    Shannon wrote on July 22nd, 2011
  27. Just now reading “Life on the Mississippi” and Twain talks about the old timers, which would have been early 1800’s, not letting sediment settle in drinking water from the river but stirring it up. Touting benefits much as described. I had not taken it as literal truth,but I suppose it was.

    Peter wrote on July 22nd, 2011
  28. I buy bentonite clay from Mountain Rose Herbs. If you drink it, mix about a teaspoon in a small glass of water, let it sit a few minutes, and drink it, trying to drink the clay itself after it settles, although that’s not necessary because it the water becomes like a colloidal solution, full of trace minerals. But swallowing the clay is beneficial to the digestion. Follow that with anothe glass of water to help it through your body.
    You can also use the clay in a bath. Add some hot water, mix about a cup of clay, mix thoroughly to help it dissolve, then add tepid or warm water and soak. This will draw impurities out of your body. Masks work the same way.

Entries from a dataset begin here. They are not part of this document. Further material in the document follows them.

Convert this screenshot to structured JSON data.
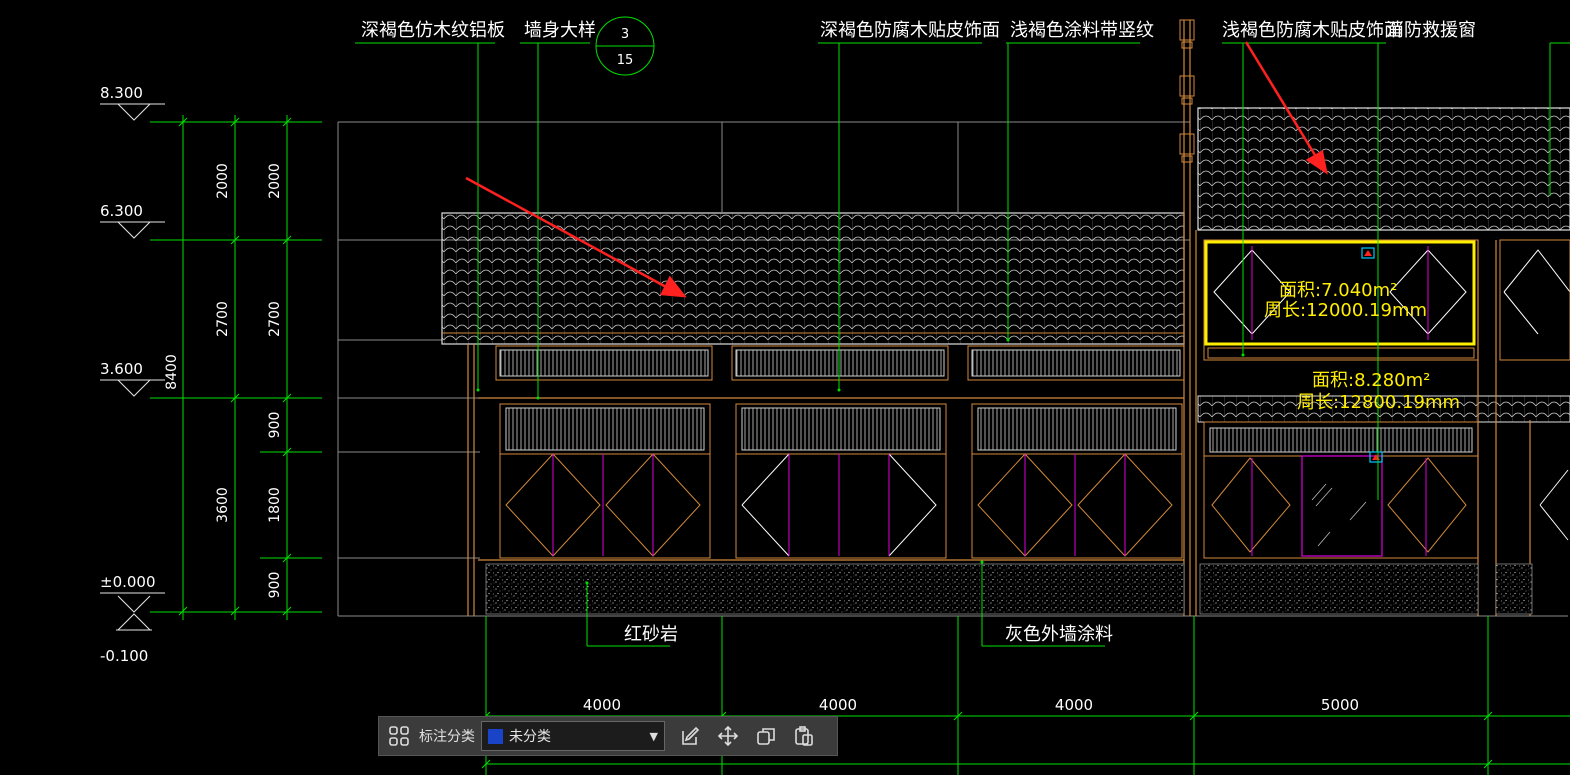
{
  "colors": {
    "background": "#000000",
    "grid": "#00e000",
    "outline": "#d8d8d8",
    "wood": "#d2893c",
    "magenta": "#e000e0",
    "highlight": "#ffee00",
    "arrow": "#ff2020",
    "label": "#ffffff",
    "toolbar_bg": "#3b3b3b",
    "swatch": "#1a44c8"
  },
  "elevations": [
    {
      "label": "8.300"
    },
    {
      "label": "6.300"
    },
    {
      "label": "3.600"
    },
    {
      "label": "±0.000"
    },
    {
      "label": "-0.100"
    }
  ],
  "total_height_label": "8400",
  "dims_col1": [
    "2000",
    "2700",
    "3600"
  ],
  "dims_col2": [
    "2000",
    "2700",
    "900",
    "1800",
    "900"
  ],
  "callouts": {
    "aluminum": "深褐色仿木纹铝板",
    "wall_detail": "墙身大样",
    "detail_top": "3",
    "detail_bottom": "15",
    "dark_wood": "深褐色防腐木贴皮饰面",
    "light_paint": "浅褐色涂料带竖纹",
    "light_wood": "浅褐色防腐木贴皮饰面",
    "fire_window": "消防救援窗",
    "red_sandstone": "红砂岩",
    "grey_paint": "灰色外墙涂料"
  },
  "measurements": {
    "box1_area": "面积:7.040m²",
    "box1_perimeter": "周长:12000.19mm",
    "box2_area": "面积:8.280m²",
    "box2_perimeter": "周长:12800.19mm"
  },
  "bay_dims": [
    "4000",
    "4000",
    "4000",
    "5000"
  ],
  "toolbar": {
    "label": "标注分类",
    "selected": "未分类"
  }
}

    Vicki wrote on July 25th, 2011
  29. I for one love it when my mom cooks collards for me, because they’re always gritty from where they’re not washed off.

    And I also used to eat my own mud pies when I was a kid.

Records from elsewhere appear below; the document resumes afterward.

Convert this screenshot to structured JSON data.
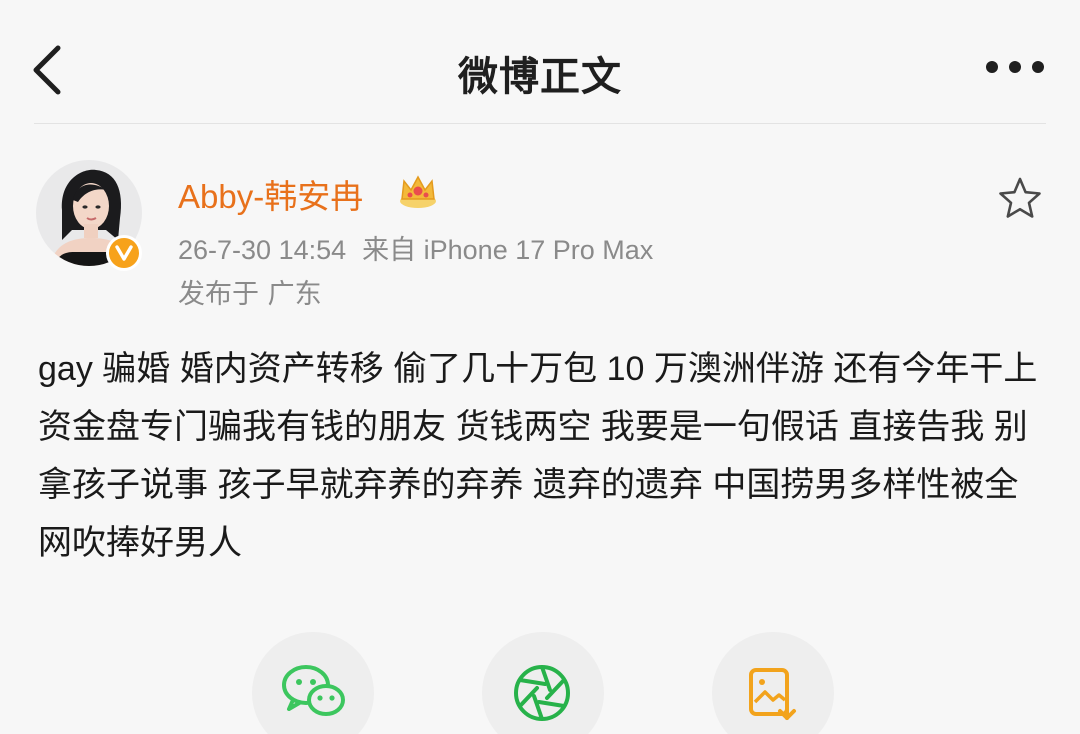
{
  "header": {
    "title": "微博正文"
  },
  "post": {
    "username": "Abby-韩安冉",
    "date": "26-7-30 14:54",
    "source": "来自 iPhone 17 Pro Max",
    "location": "发布于 广东",
    "text": "gay 骗婚 婚内资产转移 偷了几十万包 10 万澳洲伴游 还有今年干上资金盘专门骗我有钱的朋友 货钱两空 我要是一句假话 直接告我 别拿孩子说事 孩子早就弃养的弃养 遗弃的遗弃 中国捞男多样性被全网吹捧好男人"
  },
  "colors": {
    "username": "#e8711b",
    "verified": "#f7a21b",
    "wechat": "#3cc65e",
    "moments": "#27b24a",
    "save": "#f2a31c"
  },
  "icons": {
    "back": "chevron-left-icon",
    "more": "more-dots-icon",
    "favorite": "star-outline-icon",
    "member": "crown-icon",
    "verified": "verified-v-icon",
    "share_wechat": "wechat-icon",
    "share_moments": "moments-aperture-icon",
    "save_image": "image-download-icon"
  }
}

    Vicki wrote on July 26th, 2011
  30. Alex Grace mentioned stone soup from when things were hard “in the old country”, people used to boil up stones for soup… ah, they had stone soup in the U.S. too.

    Dolly Parton told Johnny Carson about how her mother would send her out into the fields when she was very young and poor to pick out a stone for the soup.

    clark wrote on July 26th, 2011
  31. I was practicing geophagy but I had know idea there was a name for it! I took bentonite clay for a long time to treat really bad candida when I was a child. I also went off sugar, yeast and wheat at the time. I wish I’d known about Primal back then and I would have cut out all grains! But the clay mixed with caproil and psyllium seed husks really did clean out the system, but I think there must be a less damaging way to do it!

    Robin wrote on August 7th, 2011
  32. The astronauts ate clay when they went to space because it was the most absorbed source of calcium available.

    Stephen wrote on December 19th, 2011
  33. Hi folks, i had an interesting past when in my childhood I have ingested dirt in forms of bricks, cement, chalk, slate pencil, fuller’s earth, plater of paris , wall putty , wall plaster and mud.

    Have given it all up after i turned 15 and almost lost my 4 teeth due to erosion.

    I still sometimes have cravings for all of these but have turned more sensible ass to not to ingest such things which harm you later in life.

    I feel healthier and have developed a strong liking for fruits and veggies ever since I decided not to have dirt.

    Good luck to all…

    Shoren wrote on March 26th, 2012
  34. I eat a yes cup size of clay a day when available, and am always anaemic

    julia wrote on April 27th, 2012
  35. I want to stop but I cant

    julia wrote on April 27th, 2012
  36. African Elephants eat lots of dirt! Scientists tagged several elephants with trackers and studied their migrational patterns for a year. The elephants had gatherings at specific sites. When the researchers visited these sites, they found barren patches of land. Elephants “mine” the earth for the rich mineral content.

    the happy girlfriend wrote on August 27th, 2012
  37. wanda wrote on October 20th, 2012

Leave a Reply

If you'd like to add an avatar to all of your comments click here!

© 2016 Mark's Daily Apple

Subscribe to the Newsletter and Get a Free Copy
of Mark Sisson's Fitness eBook and more!